The Spectacular Story Of S. Anski’s The Dybbuk and How it Transformed American Jewish Theatre
Date: Jul 26, 2021 - Jul 26, 2021
Time: 2:00 p.m. - 3:30 p.m.
Sponsor: Online Learning
Category: Online Learning
The Global Journey of a Jewish Stage Play: The Spectacular Story Of S. Anski’s The Dybbuk and How it Transformed American Jewish Theatre
Part of our summer learning series, “A Wandering People: Jewish Journeys, Real and Imagined”
July 26, 2021, 2:00–3:30 p.m. ET
The Dybbuk, a play written a century ago by S. Ansky, is the most renowned work of the Jewish dramatic canon. The first performance took place in Warsaw on December 9, 1920, where it was staged by the Vilna Troupe in commemoration of the dramatist’s death. It was a smashing success that reverberated throughout the Jewish world. One year later, on January 31, 1922, the Hebrew-language Habima theater staged its interpretation of the play in Moscow in a production whose bold modernism made theater history.
Since its premiere in 1920 The Dybbuk has been revived countless times in both Jewish and non-Jewish languages and inspired a substantial corpus of works in various media: it was famously filmed in Yiddish 1936 in Warsaw, and to this day has fired the imagination of artists and writers around the globe. Join Dr. Edna Nahshon to discuss this unique play and its various interpretations, focusing on its two foundational productions and the 1936 Polish Yiddish film.
If you have previously registered for another session in this series, your registration admits you to all sessions in the series, and you may attend as many as you’d like.
About the Series
As the pandemic surged and forced us into our homes, many of us dreamed with new intensity of being elsewhere. For Jews throughout the ages, the promises and perils of travel have been central to shaping the individual and collective experience. Notions of home and homeland have been redefined by Jewish wandering. Drawing on literary, spiritual, and historical sources and responses, JTS scholars will explore what happens when Jews—whether by force or voluntarily, whether in reality or in the imagination—travel from one place to another. View all sessions in the series

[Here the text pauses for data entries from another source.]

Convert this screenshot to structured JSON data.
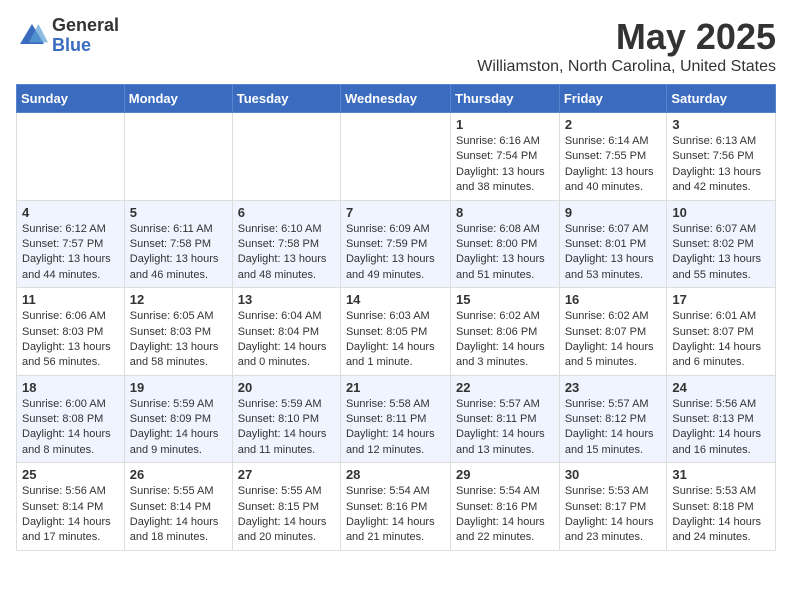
{
  "logo": {
    "general": "General",
    "blue": "Blue"
  },
  "title": {
    "month_year": "May 2025",
    "location": "Williamston, North Carolina, United States"
  },
  "headers": [
    "Sunday",
    "Monday",
    "Tuesday",
    "Wednesday",
    "Thursday",
    "Friday",
    "Saturday"
  ],
  "weeks": [
    [
      {
        "day": "",
        "content": ""
      },
      {
        "day": "",
        "content": ""
      },
      {
        "day": "",
        "content": ""
      },
      {
        "day": "",
        "content": ""
      },
      {
        "day": "1",
        "content": "Sunrise: 6:16 AM\nSunset: 7:54 PM\nDaylight: 13 hours\nand 38 minutes."
      },
      {
        "day": "2",
        "content": "Sunrise: 6:14 AM\nSunset: 7:55 PM\nDaylight: 13 hours\nand 40 minutes."
      },
      {
        "day": "3",
        "content": "Sunrise: 6:13 AM\nSunset: 7:56 PM\nDaylight: 13 hours\nand 42 minutes."
      }
    ],
    [
      {
        "day": "4",
        "content": "Sunrise: 6:12 AM\nSunset: 7:57 PM\nDaylight: 13 hours\nand 44 minutes."
      },
      {
        "day": "5",
        "content": "Sunrise: 6:11 AM\nSunset: 7:58 PM\nDaylight: 13 hours\nand 46 minutes."
      },
      {
        "day": "6",
        "content": "Sunrise: 6:10 AM\nSunset: 7:58 PM\nDaylight: 13 hours\nand 48 minutes."
      },
      {
        "day": "7",
        "content": "Sunrise: 6:09 AM\nSunset: 7:59 PM\nDaylight: 13 hours\nand 49 minutes."
      },
      {
        "day": "8",
        "content": "Sunrise: 6:08 AM\nSunset: 8:00 PM\nDaylight: 13 hours\nand 51 minutes."
      },
      {
        "day": "9",
        "content": "Sunrise: 6:07 AM\nSunset: 8:01 PM\nDaylight: 13 hours\nand 53 minutes."
      },
      {
        "day": "10",
        "content": "Sunrise: 6:07 AM\nSunset: 8:02 PM\nDaylight: 13 hours\nand 55 minutes."
      }
    ],
    [
      {
        "day": "11",
        "content": "Sunrise: 6:06 AM\nSunset: 8:03 PM\nDaylight: 13 hours\nand 56 minutes."
      },
      {
        "day": "12",
        "content": "Sunrise: 6:05 AM\nSunset: 8:03 PM\nDaylight: 13 hours\nand 58 minutes."
      },
      {
        "day": "13",
        "content": "Sunrise: 6:04 AM\nSunset: 8:04 PM\nDaylight: 14 hours\nand 0 minutes."
      },
      {
        "day": "14",
        "content": "Sunrise: 6:03 AM\nSunset: 8:05 PM\nDaylight: 14 hours\nand 1 minute."
      },
      {
        "day": "15",
        "content": "Sunrise: 6:02 AM\nSunset: 8:06 PM\nDaylight: 14 hours\nand 3 minutes."
      },
      {
        "day": "16",
        "content": "Sunrise: 6:02 AM\nSunset: 8:07 PM\nDaylight: 14 hours\nand 5 minutes."
      },
      {
        "day": "17",
        "content": "Sunrise: 6:01 AM\nSunset: 8:07 PM\nDaylight: 14 hours\nand 6 minutes."
      }
    ],
    [
      {
        "day": "18",
        "content": "Sunrise: 6:00 AM\nSunset: 8:08 PM\nDaylight: 14 hours\nand 8 minutes."
      },
      {
        "day": "19",
        "content": "Sunrise: 5:59 AM\nSunset: 8:09 PM\nDaylight: 14 hours\nand 9 minutes."
      },
      {
        "day": "20",
        "content": "Sunrise: 5:59 AM\nSunset: 8:10 PM\nDaylight: 14 hours\nand 11 minutes."
      },
      {
        "day": "21",
        "content": "Sunrise: 5:58 AM\nSunset: 8:11 PM\nDaylight: 14 hours\nand 12 minutes."
      },
      {
        "day": "22",
        "content": "Sunrise: 5:57 AM\nSunset: 8:11 PM\nDaylight: 14 hours\nand 13 minutes."
      },
      {
        "day": "23",
        "content": "Sunrise: 5:57 AM\nSunset: 8:12 PM\nDaylight: 14 hours\nand 15 minutes."
      },
      {
        "day": "24",
        "content": "Sunrise: 5:56 AM\nSunset: 8:13 PM\nDaylight: 14 hours\nand 16 minutes."
      }
    ],
    [
      {
        "day": "25",
        "content": "Sunrise: 5:56 AM\nSunset: 8:14 PM\nDaylight: 14 hours\nand 17 minutes."
      },
      {
        "day": "26",
        "content": "Sunrise: 5:55 AM\nSunset: 8:14 PM\nDaylight: 14 hours\nand 18 minutes."
      },
      {
        "day": "27",
        "content": "Sunrise: 5:55 AM\nSunset: 8:15 PM\nDaylight: 14 hours\nand 20 minutes."
      },
      {
        "day": "28",
        "content": "Sunrise: 5:54 AM\nSunset: 8:16 PM\nDaylight: 14 hours\nand 21 minutes."
      },
      {
        "day": "29",
        "content": "Sunrise: 5:54 AM\nSunset: 8:16 PM\nDaylight: 14 hours\nand 22 minutes."
      },
      {
        "day": "30",
        "content": "Sunrise: 5:53 AM\nSunset: 8:17 PM\nDaylight: 14 hours\nand 23 minutes."
      },
      {
        "day": "31",
        "content": "Sunrise: 5:53 AM\nSunset: 8:18 PM\nDaylight: 14 hours\nand 24 minutes."
      }
    ]
  ]
}
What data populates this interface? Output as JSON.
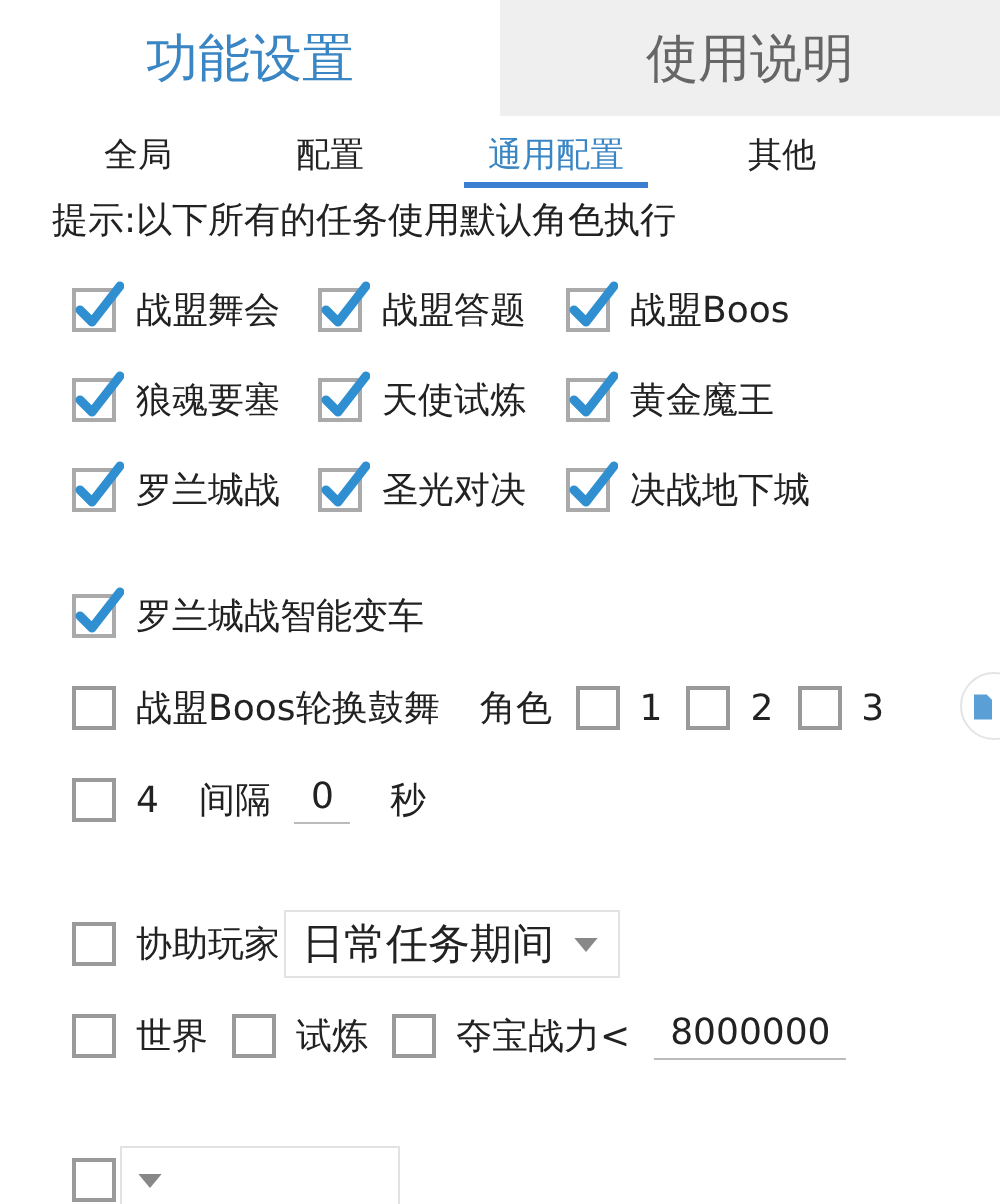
{
  "main_tabs": [
    {
      "label": "功能设置",
      "selected": true
    },
    {
      "label": "使用说明",
      "selected": false
    }
  ],
  "sub_tabs": [
    {
      "label": "全局",
      "selected": false
    },
    {
      "label": "配置",
      "selected": false
    },
    {
      "label": "通用配置",
      "selected": true
    },
    {
      "label": "其他",
      "selected": false
    }
  ],
  "hint": "提示:以下所有的任务使用默认角色执行",
  "task_checks": [
    {
      "label": "战盟舞会",
      "checked": true
    },
    {
      "label": "战盟答题",
      "checked": true
    },
    {
      "label": "战盟Boos",
      "checked": true
    },
    {
      "label": "狼魂要塞",
      "checked": true
    },
    {
      "label": "天使试炼",
      "checked": true
    },
    {
      "label": "黄金魔王",
      "checked": true
    },
    {
      "label": "罗兰城战",
      "checked": true
    },
    {
      "label": "圣光对决",
      "checked": true
    },
    {
      "label": "决战地下城",
      "checked": true
    }
  ],
  "sections": [
    {
      "rows": [
        {
          "items": [
            {
              "kind": "checkbox",
              "label": "罗兰城战智能变车",
              "checked": true
            }
          ]
        },
        {
          "items": [
            {
              "kind": "checkbox",
              "label": "战盟Boos轮换鼓舞",
              "checked": false
            },
            {
              "kind": "text",
              "label": "角色"
            },
            {
              "kind": "checkbox",
              "label": "1",
              "checked": false
            },
            {
              "kind": "checkbox",
              "label": "2",
              "checked": false
            },
            {
              "kind": "checkbox",
              "label": "3",
              "checked": false
            }
          ]
        },
        {
          "items": [
            {
              "kind": "checkbox",
              "label": "4",
              "checked": false
            },
            {
              "kind": "text",
              "label": "间隔"
            },
            {
              "kind": "field",
              "value": "0"
            },
            {
              "kind": "text",
              "label": "秒"
            }
          ]
        }
      ]
    },
    {
      "rows": [
        {
          "items": [
            {
              "kind": "checkbox",
              "label": "协助玩家",
              "checked": false
            },
            {
              "kind": "dropdown",
              "value": "日常任务期间"
            }
          ]
        },
        {
          "items": [
            {
              "kind": "checkbox",
              "label": "世界",
              "checked": false
            },
            {
              "kind": "checkbox",
              "label": "试炼",
              "checked": false
            },
            {
              "kind": "checkbox",
              "label": "夺宝战力<",
              "checked": false
            },
            {
              "kind": "field",
              "value": "8000000"
            }
          ]
        }
      ]
    },
    {
      "rows": [
        {
          "items": [
            {
              "kind": "checkbox",
              "checked": false
            },
            {
              "kind": "dropdown"
            }
          ]
        }
      ]
    }
  ]
}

Note: The Zoom link for this session will be in the confirmation email that you will receive after you register.